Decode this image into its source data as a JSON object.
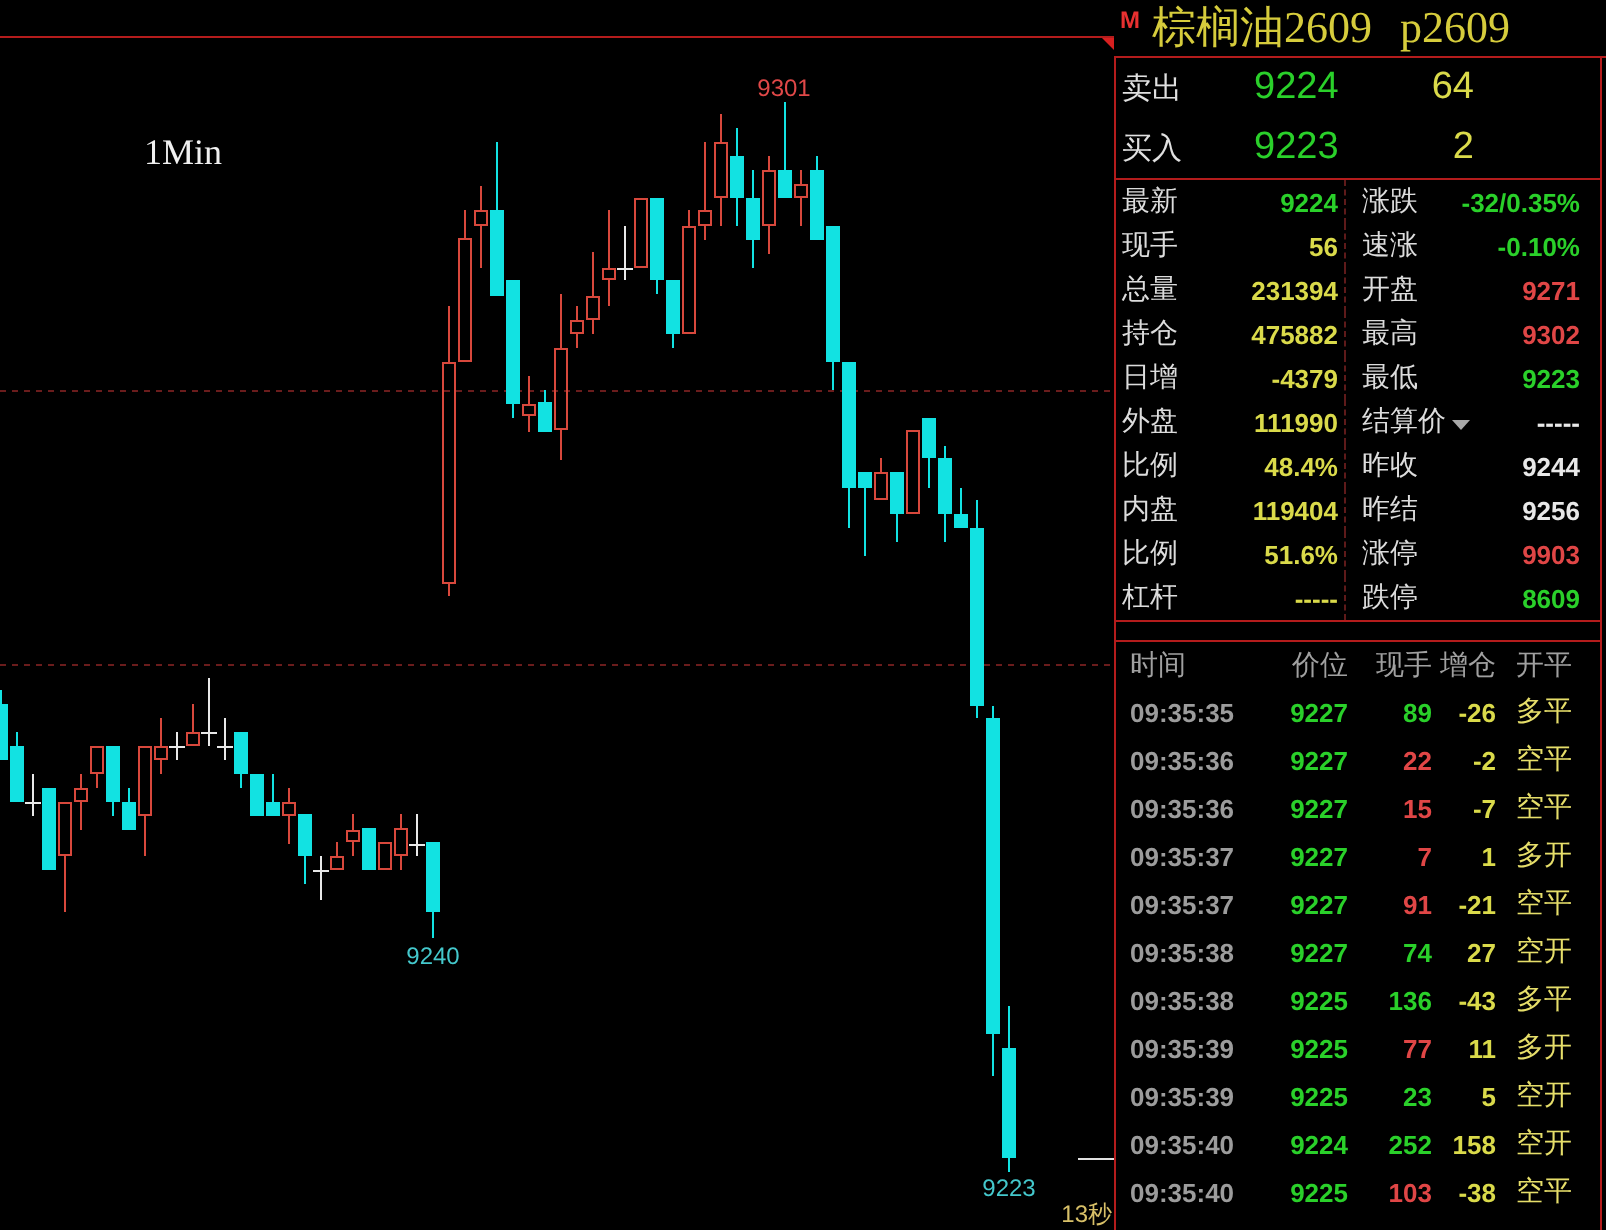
{
  "chart": {
    "period": "1Min",
    "high_label": "9301",
    "low_labels": [
      "9240",
      "9223"
    ],
    "countdown": "13秒"
  },
  "quote": {
    "marker": "M",
    "name": "棕榈油2609",
    "code": "p2609",
    "book": [
      {
        "label": "卖出",
        "price": "9224",
        "volume": "64"
      },
      {
        "label": "买入",
        "price": "9223",
        "volume": "2"
      }
    ]
  },
  "stats": [
    {
      "cells": [
        {
          "label": "最新",
          "value": "9224",
          "color": "#2ad02a",
          "dropdown": false
        },
        {
          "label": "涨跌",
          "value": "-32/0.35%",
          "color": "#2ad02a",
          "dropdown": false
        }
      ]
    },
    {
      "cells": [
        {
          "label": "现手",
          "value": "56",
          "color": "#dada4a",
          "dropdown": false
        },
        {
          "label": "速涨",
          "value": "-0.10%",
          "color": "#2ad02a",
          "dropdown": false
        }
      ]
    },
    {
      "cells": [
        {
          "label": "总量",
          "value": "231394",
          "color": "#dada4a",
          "dropdown": false
        },
        {
          "label": "开盘",
          "value": "9271",
          "color": "#e04646",
          "dropdown": false
        }
      ]
    },
    {
      "cells": [
        {
          "label": "持仓",
          "value": "475882",
          "color": "#dada4a",
          "dropdown": false
        },
        {
          "label": "最高",
          "value": "9302",
          "color": "#e04646",
          "dropdown": false
        }
      ]
    },
    {
      "cells": [
        {
          "label": "日增",
          "value": "-4379",
          "color": "#dada4a",
          "dropdown": false
        },
        {
          "label": "最低",
          "value": "9223",
          "color": "#2ad02a",
          "dropdown": false
        }
      ]
    },
    {
      "cells": [
        {
          "label": "外盘",
          "value": "111990",
          "color": "#dada4a",
          "dropdown": false
        },
        {
          "label": "结算价",
          "value": "-----",
          "color": "#e8e8e8",
          "dropdown": true
        }
      ]
    },
    {
      "cells": [
        {
          "label": "比例",
          "value": "48.4%",
          "color": "#dada4a",
          "dropdown": false
        },
        {
          "label": "昨收",
          "value": "9244",
          "color": "#e8e8e8",
          "dropdown": false
        }
      ]
    },
    {
      "cells": [
        {
          "label": "内盘",
          "value": "119404",
          "color": "#dada4a",
          "dropdown": false
        },
        {
          "label": "昨结",
          "value": "9256",
          "color": "#e8e8e8",
          "dropdown": false
        }
      ]
    },
    {
      "cells": [
        {
          "label": "比例",
          "value": "51.6%",
          "color": "#dada4a",
          "dropdown": false
        },
        {
          "label": "涨停",
          "value": "9903",
          "color": "#e04646",
          "dropdown": false
        }
      ]
    },
    {
      "cells": [
        {
          "label": "杠杆",
          "value": "-----",
          "color": "#dada4a",
          "dropdown": false
        },
        {
          "label": "跌停",
          "value": "8609",
          "color": "#2ad02a",
          "dropdown": false
        }
      ]
    }
  ],
  "trades": {
    "columns": [
      "时间",
      "价位",
      "现手",
      "增仓",
      "开平"
    ],
    "rows": [
      {
        "time": "09:35:35",
        "price": "9227",
        "volume": {
          "value": "89",
          "color": "#2ad02a"
        },
        "change": "-26",
        "type": "多平"
      },
      {
        "time": "09:35:36",
        "price": "9227",
        "volume": {
          "value": "22",
          "color": "#e04646"
        },
        "change": "-2",
        "type": "空平"
      },
      {
        "time": "09:35:36",
        "price": "9227",
        "volume": {
          "value": "15",
          "color": "#e04646"
        },
        "change": "-7",
        "type": "空平"
      },
      {
        "time": "09:35:37",
        "price": "9227",
        "volume": {
          "value": "7",
          "color": "#e04646"
        },
        "change": "1",
        "type": "多开"
      },
      {
        "time": "09:35:37",
        "price": "9227",
        "volume": {
          "value": "91",
          "color": "#e04646"
        },
        "change": "-21",
        "type": "空平"
      },
      {
        "time": "09:35:38",
        "price": "9227",
        "volume": {
          "value": "74",
          "color": "#2ad02a"
        },
        "change": "27",
        "type": "空开"
      },
      {
        "time": "09:35:38",
        "price": "9225",
        "volume": {
          "value": "136",
          "color": "#2ad02a"
        },
        "change": "-43",
        "type": "多平"
      },
      {
        "time": "09:35:39",
        "price": "9225",
        "volume": {
          "value": "77",
          "color": "#e04646"
        },
        "change": "11",
        "type": "多开"
      },
      {
        "time": "09:35:39",
        "price": "9225",
        "volume": {
          "value": "23",
          "color": "#2ad02a"
        },
        "change": "5",
        "type": "空开"
      },
      {
        "time": "09:35:40",
        "price": "9224",
        "volume": {
          "value": "252",
          "color": "#2ad02a"
        },
        "change": "158",
        "type": "空开"
      },
      {
        "time": "09:35:40",
        "price": "9225",
        "volume": {
          "value": "103",
          "color": "#e04646"
        },
        "change": "-38",
        "type": "空平"
      }
    ]
  }
}
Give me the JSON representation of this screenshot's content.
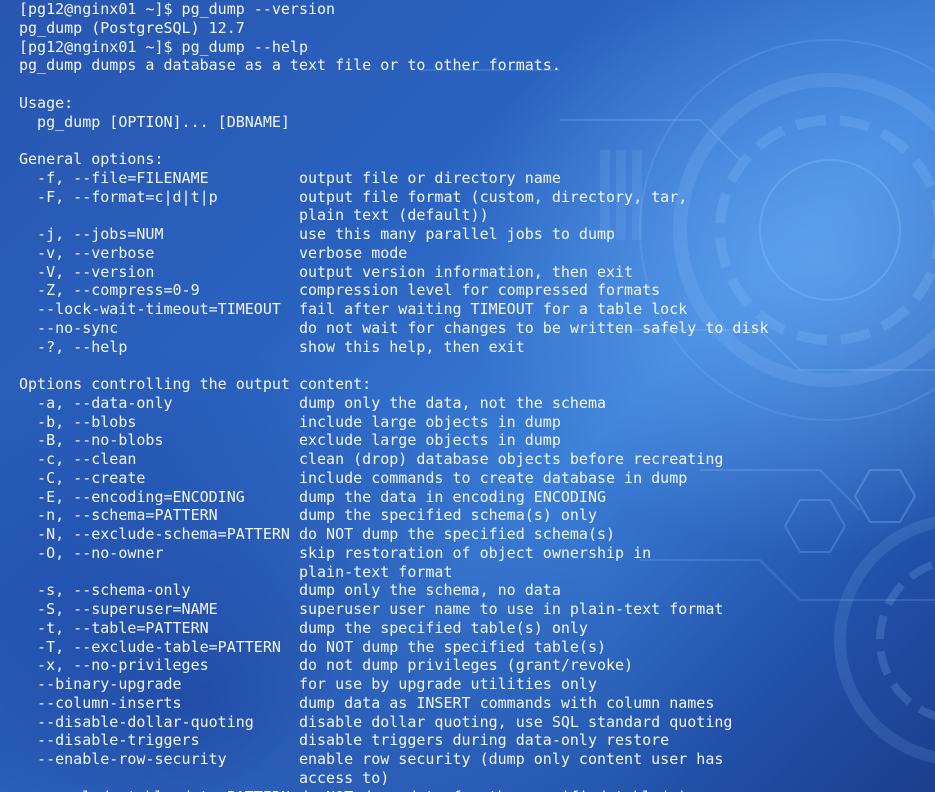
{
  "colors": {
    "background": "#2a62c0",
    "text": "#f2f5fa"
  },
  "terminal": {
    "lines": [
      "[pg12@nginx01 ~]$ pg_dump --version",
      "pg_dump (PostgreSQL) 12.7",
      "[pg12@nginx01 ~]$ pg_dump --help",
      "pg_dump dumps a database as a text file or to other formats.",
      "",
      "Usage:",
      "  pg_dump [OPTION]... [DBNAME]",
      "",
      "General options:",
      "  -f, --file=FILENAME          output file or directory name",
      "  -F, --format=c|d|t|p         output file format (custom, directory, tar,",
      "                               plain text (default))",
      "  -j, --jobs=NUM               use this many parallel jobs to dump",
      "  -v, --verbose                verbose mode",
      "  -V, --version                output version information, then exit",
      "  -Z, --compress=0-9           compression level for compressed formats",
      "  --lock-wait-timeout=TIMEOUT  fail after waiting TIMEOUT for a table lock",
      "  --no-sync                    do not wait for changes to be written safely to disk",
      "  -?, --help                   show this help, then exit",
      "",
      "Options controlling the output content:",
      "  -a, --data-only              dump only the data, not the schema",
      "  -b, --blobs                  include large objects in dump",
      "  -B, --no-blobs               exclude large objects in dump",
      "  -c, --clean                  clean (drop) database objects before recreating",
      "  -C, --create                 include commands to create database in dump",
      "  -E, --encoding=ENCODING      dump the data in encoding ENCODING",
      "  -n, --schema=PATTERN         dump the specified schema(s) only",
      "  -N, --exclude-schema=PATTERN do NOT dump the specified schema(s)",
      "  -O, --no-owner               skip restoration of object ownership in",
      "                               plain-text format",
      "  -s, --schema-only            dump only the schema, no data",
      "  -S, --superuser=NAME         superuser user name to use in plain-text format",
      "  -t, --table=PATTERN          dump the specified table(s) only",
      "  -T, --exclude-table=PATTERN  do NOT dump the specified table(s)",
      "  -x, --no-privileges          do not dump privileges (grant/revoke)",
      "  --binary-upgrade             for use by upgrade utilities only",
      "  --column-inserts             dump data as INSERT commands with column names",
      "  --disable-dollar-quoting     disable dollar quoting, use SQL standard quoting",
      "  --disable-triggers           disable triggers during data-only restore",
      "  --enable-row-security        enable row security (dump only content user has",
      "                               access to)",
      "  --exclude-table-data=PATTERN do NOT dump data for the specified table(s)"
    ]
  }
}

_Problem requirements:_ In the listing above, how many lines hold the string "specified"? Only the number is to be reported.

_Solution to this task:_ 5